The decision was the handwriting on the wall for Trump’s probabilities, and it delighted Democrats virtually as a lot because it infuriated MAGA land. No matter who received, we had been proud to have crushed the competitors but once more and defended the title community promos had given us as “the best-in-class Determination Desk.”
However even within the 4 years for the reason that earlier presidential election, Fox viewers had grow to be much more accustomed to flattery and fewer prepared to listen to information that challenged their expectations. Me serving up inexperienced beans to viewers who had been spoon-fed ice cream sundaes for years got here as a horrible shock to their programs.
Once I went on-air in 2020 to defend the Determination Desk’s name that Joe Biden would win Arizona, I used to be supremely assured. The Determination Desk staff that director Arnon Mishkin had constructed was one of the best within the enterprise. And we had higher survey knowledge than the competitors, because of our partnership with the Related Press and the Nationwide Opinion Analysis Heart.
The irony for Fox was that the decision that so infuriated Trump and so many viewers was potential solely as a result of Rupert Murdoch had 4 years earlier yanked Fox out of the consortium of different networks paying for exit polls.
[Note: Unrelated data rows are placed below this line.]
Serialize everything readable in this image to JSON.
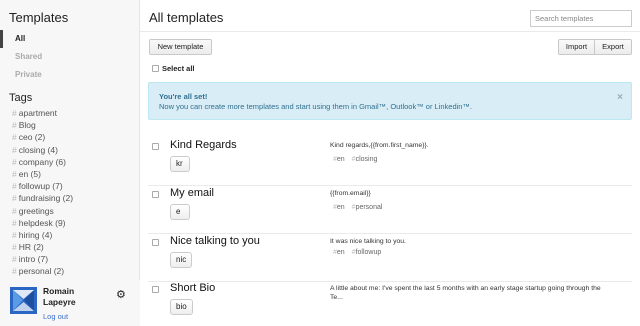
{
  "sidebar": {
    "title": "Templates",
    "nav": [
      {
        "label": "All",
        "active": true
      },
      {
        "label": "Shared",
        "active": false
      },
      {
        "label": "Private",
        "active": false
      }
    ],
    "tags_title": "Tags",
    "tags": [
      {
        "label": "apartment"
      },
      {
        "label": "Blog"
      },
      {
        "label": "ceo (2)"
      },
      {
        "label": "closing (4)"
      },
      {
        "label": "company (6)"
      },
      {
        "label": "en (5)"
      },
      {
        "label": "followup (7)"
      },
      {
        "label": "fundraising (2)"
      },
      {
        "label": "greetings"
      },
      {
        "label": "helpdesk (9)"
      },
      {
        "label": "hiring (4)"
      },
      {
        "label": "HR (2)"
      },
      {
        "label": "intro (7)"
      },
      {
        "label": "personal (2)"
      }
    ],
    "tag_prefix": "#"
  },
  "user": {
    "first_name": "Romain",
    "last_name": "Lapeyre",
    "logout_label": "Log out",
    "settings_icon": "gear-icon"
  },
  "main": {
    "title": "All templates",
    "search_placeholder": "Search templates",
    "new_template_label": "New template",
    "import_label": "Import",
    "export_label": "Export",
    "select_all_label": "Select all"
  },
  "alert": {
    "title": "You're all set!",
    "text": "Now you can create more templates and start using them in Gmail™, Outlook™ or Linkedin™.",
    "close_symbol": "×",
    "colors": {
      "background": "#d9edf7",
      "text": "#31708f"
    }
  },
  "templates": [
    {
      "name": "Kind Regards",
      "shortcut": "kr",
      "body": "Kind regards,{{from.first_name}}.",
      "tags": [
        "en",
        "closing"
      ]
    },
    {
      "name": "My email",
      "shortcut": "e",
      "body": "{{from.email}}",
      "tags": [
        "en",
        "personal"
      ]
    },
    {
      "name": "Nice talking to you",
      "shortcut": "nic",
      "body": "It was nice talking to you.",
      "tags": [
        "en",
        "followup"
      ]
    },
    {
      "name": "Short Bio",
      "shortcut": "bio",
      "body": "A little about me: I've spent the last 5 months with an early stage startup going through the Te...",
      "tags": []
    }
  ]
}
He positive wasn’t flawed. The exit polls had been dangerous and getting worse.
So Arnon & Firm constructed a greater mousetrap, and that was even earlier than we discovered that the coronavirus pandemic would enhance the share of mail-in ballots by as a lot as 50 p.c. You may’t do an exit ballot if no one is exiting the polls, so whereas our opponents had been scrambling to place collectively a system to accommodate the change, we had already examined our superior product within the 2018 midterms. It turned out to be a functionality that the community would remorse growing.
Amid the geyser of anger within the wake of the Arizona name, Senator Kevin Cramer, Republican of North Dakota, known as for my firing and accused me of a “cover-up.” Protecting up what, precisely? We didn’t have any ballots to depend and we didn’t have any electoral votes to award. We had been just a few guys with a cool laptop, a lot of polling knowledge, and plenty of nicotine gum and occasional. However if you happen to’ve been residing comfortably within the climate-controlled feelings of post-journalism, when the true factor comes alongside, it’s a shock to the system.
There are many books and articles that discuss how the information media is hurting choose teams: Republicans or Democrats or populists or minority teams or the household or no matter fits you. However that sort of blame-casting simply alienates us additional, replicating the core defect of the information media that critics are attacking. There is no such thing as a trophy for being extra harmed by our lazy, alienating press.
We’re all losers on this one.
Excerpted from Damaged Information: How the Media Rage Machine Divides America and How one can Battle Again by Chris Stirewalt. Copyright © 2022. Obtainable from Heart Avenue, an imprint of Hachette Ebook Group, Inc.